in Editor's Note
Are you tired of hearing about safety yet? I hope not. It has always been important, but it lurched front and center for our industry during the stormy 2011 summer touring season, and it won’t go away any time soon. Being safe ensures that you’ll make it to the next gig. Sure, you may overlook some minimal safety concern and still be fine. Honestly, who hasn’t forgotten a safety cable now and then? It’s a slight oversight, and may not be the end of the world. That is, until something else fails, and there is a 20-plus-pound dead weight traveling 120 mph towards the deck. Are you wearing a hard hat?
What other “small” thing have you missed? It’s all these little things that add up and can eventually lead to something much more serious. I am not out to scare you into a chronic state of paranoia, but we do work in hazardous conditions. We need to be mindful, and make sure others are as well. The old adage, “Do as I say, and not as I do” just won’t cut it any more.
Not Just for Reading Pleasure
In early February, The Event Safety Alliance (ESA) made available their 273-page Event Safety Guide for public review and comment. The PDF document is the ESA’s draft of a North American version of the U.K.’s compendium of safe practices for the entertainment industry, also titled the Event Safety Guide, and commonly known as “The Purple Guide.”
The ESA’s updates go beyond the orange-and-white color of the cover page. ESA has tapped into the knowledge and experience of industry veterans and leaders to update and supplement the guide for the U.S. and Canadian market and, as a work in progress, the guide is continuing to be shaped this year.
The ESA’s overall mission with the guide is not so much to come up with pleasurable leisure-time reading, but to prevent accidents that threaten life and limb. The goal is to do that by promoting a safety-first mentality shared by everyone working backstage, and to do that through easily-understood language about operational practices. The guide aims to provide these best practices for almost every type of entertainment and public event.
Uncle Sam is Watching
In light of the recent stage accidents here and around the world, the U.S. government has put our industry under the microscope. For years, we have been governed by common sense and an instinct for self-presevation. The ESA’s goal is to prove to government officials that we are still capable of providing a high level of safety without the need for oversight committees and bureaucratic red tape.
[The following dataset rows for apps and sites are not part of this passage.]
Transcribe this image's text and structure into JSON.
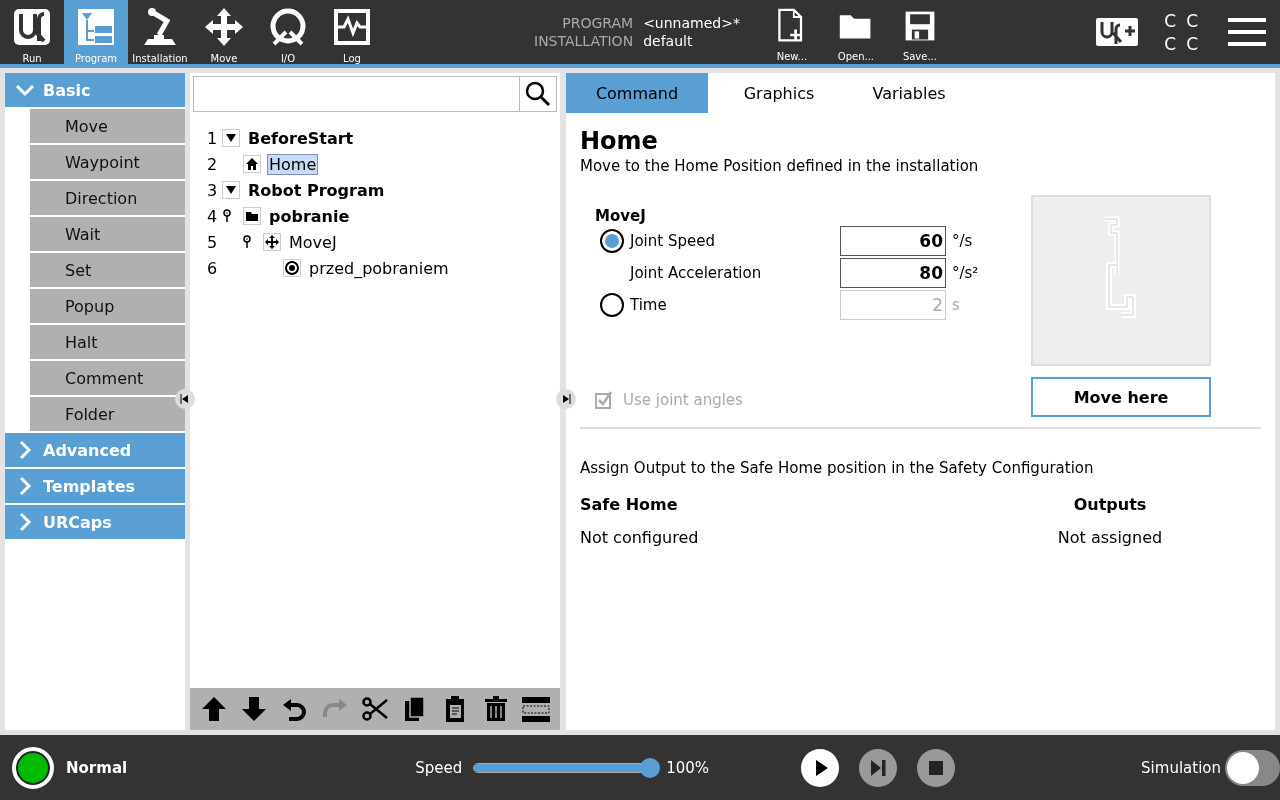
{
  "header": {
    "nav": [
      {
        "label": "Run",
        "selected": false
      },
      {
        "label": "Program",
        "selected": true
      },
      {
        "label": "Installation",
        "selected": false
      },
      {
        "label": "Move",
        "selected": false
      },
      {
        "label": "I/O",
        "selected": false
      },
      {
        "label": "Log",
        "selected": false
      }
    ],
    "program_label": "PROGRAM",
    "program_name": "<unnamed>*",
    "installation_label": "INSTALLATION",
    "installation_name": "default",
    "file_buttons": [
      {
        "label": "New..."
      },
      {
        "label": "Open..."
      },
      {
        "label": "Save..."
      }
    ],
    "status_letters": [
      "C",
      "C",
      "C",
      "C"
    ]
  },
  "sidebar": {
    "groups": [
      {
        "label": "Basic",
        "expanded": true,
        "items": [
          "Move",
          "Waypoint",
          "Direction",
          "Wait",
          "Set",
          "Popup",
          "Halt",
          "Comment",
          "Folder"
        ]
      },
      {
        "label": "Advanced",
        "expanded": false
      },
      {
        "label": "Templates",
        "expanded": false
      },
      {
        "label": "URCaps",
        "expanded": false
      }
    ]
  },
  "tree": [
    {
      "number": "1",
      "label": "BeforeStart",
      "kind": "section",
      "expanded": true,
      "selected": false,
      "children": [
        {
          "number": "2",
          "label": "Home",
          "kind": "home",
          "expanded": false,
          "selected": true
        }
      ]
    },
    {
      "number": "3",
      "label": "Robot Program",
      "kind": "section",
      "expanded": true,
      "selected": false,
      "children": [
        {
          "number": "4",
          "label": "pobranie",
          "kind": "folder",
          "expanded": true,
          "selected": false,
          "children": [
            {
              "number": "5",
              "label": "MoveJ",
              "kind": "move",
              "expanded": true,
              "selected": false,
              "children": [
                {
                  "number": "6",
                  "label": "przed_pobraniem",
                  "kind": "waypoint",
                  "expanded": false,
                  "selected": false
                }
              ]
            }
          ]
        }
      ]
    }
  ],
  "tree_toolbar": [
    {
      "disabled": false
    },
    {
      "disabled": false
    },
    {
      "disabled": false
    },
    {
      "disabled": true
    },
    {
      "disabled": false
    },
    {
      "disabled": false
    },
    {
      "disabled": false
    },
    {
      "disabled": false
    },
    {
      "disabled": false
    }
  ],
  "tabs": [
    {
      "label": "Command",
      "selected": true
    },
    {
      "label": "Graphics",
      "selected": false
    },
    {
      "label": "Variables",
      "selected": false
    }
  ],
  "command": {
    "title": "Home",
    "description": "Move to the Home Position defined in the installation",
    "group_title": "MoveJ",
    "params": [
      {
        "kind": "radio",
        "label": "Joint Speed",
        "selected": true,
        "value": "60",
        "unit": "°/s",
        "disabled": false
      },
      {
        "kind": "plain",
        "label": "Joint Acceleration",
        "value": "80",
        "unit": "°/s²",
        "disabled": false
      },
      {
        "kind": "radio",
        "label": "Time",
        "selected": false,
        "value": "2",
        "unit": "s",
        "disabled": true
      }
    ],
    "checkbox": {
      "label": "Use joint angles",
      "checked": true,
      "disabled": true
    },
    "move_button": "Move here",
    "safety_note": "Assign Output to the Safe Home position in the Safety Configuration",
    "table": {
      "columns": [
        "Safe Home",
        "Outputs"
      ],
      "rows": [
        [
          "Not configured",
          "Not assigned"
        ]
      ]
    }
  },
  "footer": {
    "status": "Normal",
    "speed_label": "Speed",
    "speed": {
      "level": 1,
      "reading": "100%"
    },
    "controls": [
      {
        "disabled": false
      },
      {
        "disabled": true
      },
      {
        "disabled": true
      }
    ],
    "simulation": {
      "label": "Simulation",
      "on": false
    }
  }
}
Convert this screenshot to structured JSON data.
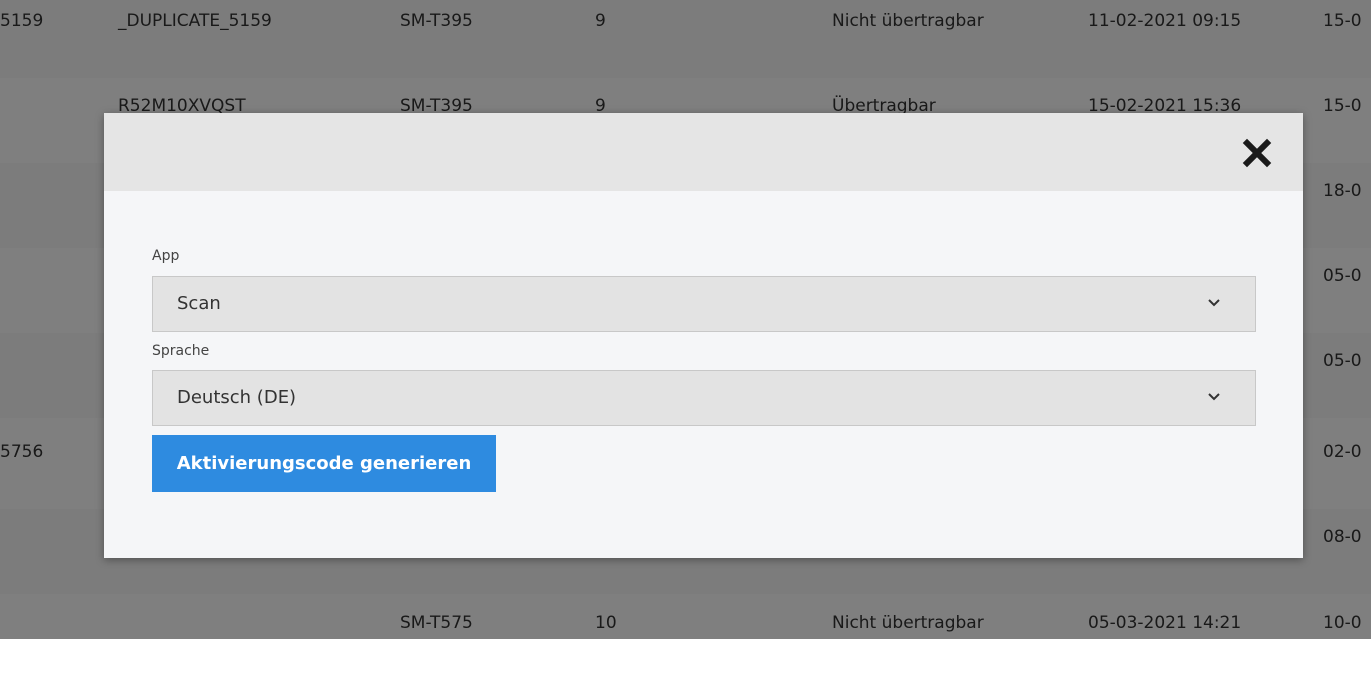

The ESA’s Event Safety Guide is a work in progress. There are plans for future discussions, education opportunities and outreach to spread the word that our industry means business and safety is our first priority.
Reading is the First Step
I will be honest here. The draft version of the Event Safety Guide is not as exciting as reading the latest Tom Clancy novel. At times, it may seem silly or redundant to read how to safely provide food and water at an event. But if you don’t have those basic needs met at a summer festival in triple digit temperatures, lives can be put in danger. Doesn’t seem as silly when you look at it in that light.
The Event Safety Guide is an important document to each and every individual working in the industry. It provides a methodology for providing the safest event. Following the guide may not guarantee a 100 percent safe environment and event, though adhering to its practices will leave less chance of an accident, injury or death.
The ESA has made the Event Safety Guide available as a free download on their website, eventsafetyalliance.org. ESA encourages everyone to register on the site, download, read and review the guide. They have framed an 180 day period for review of the guide before finalizing and publishing. If you are looking for a summer book to read, I personally encourage you to add the guide to the list and read it over and over again.
Find something that is questionable, lacking in necessary detail, or know of an even better practice than the “best practice” listed in the manual? Don’t keep it to yourself. Submit it to the ESA online, email, snail mail, send it by courier pigeon, any way that makes sense. Don’t let your notes fall to the same fate as my dictionary on my desk, collecting dust. Just make sure to submit it before the August 5, 2013 deadline. With all of us contributing and providing feedback, we can build a stronger guide and a safer working environment.
Watch Justin's video on the March issue of PLSN at www.plsn.me/201303ednote.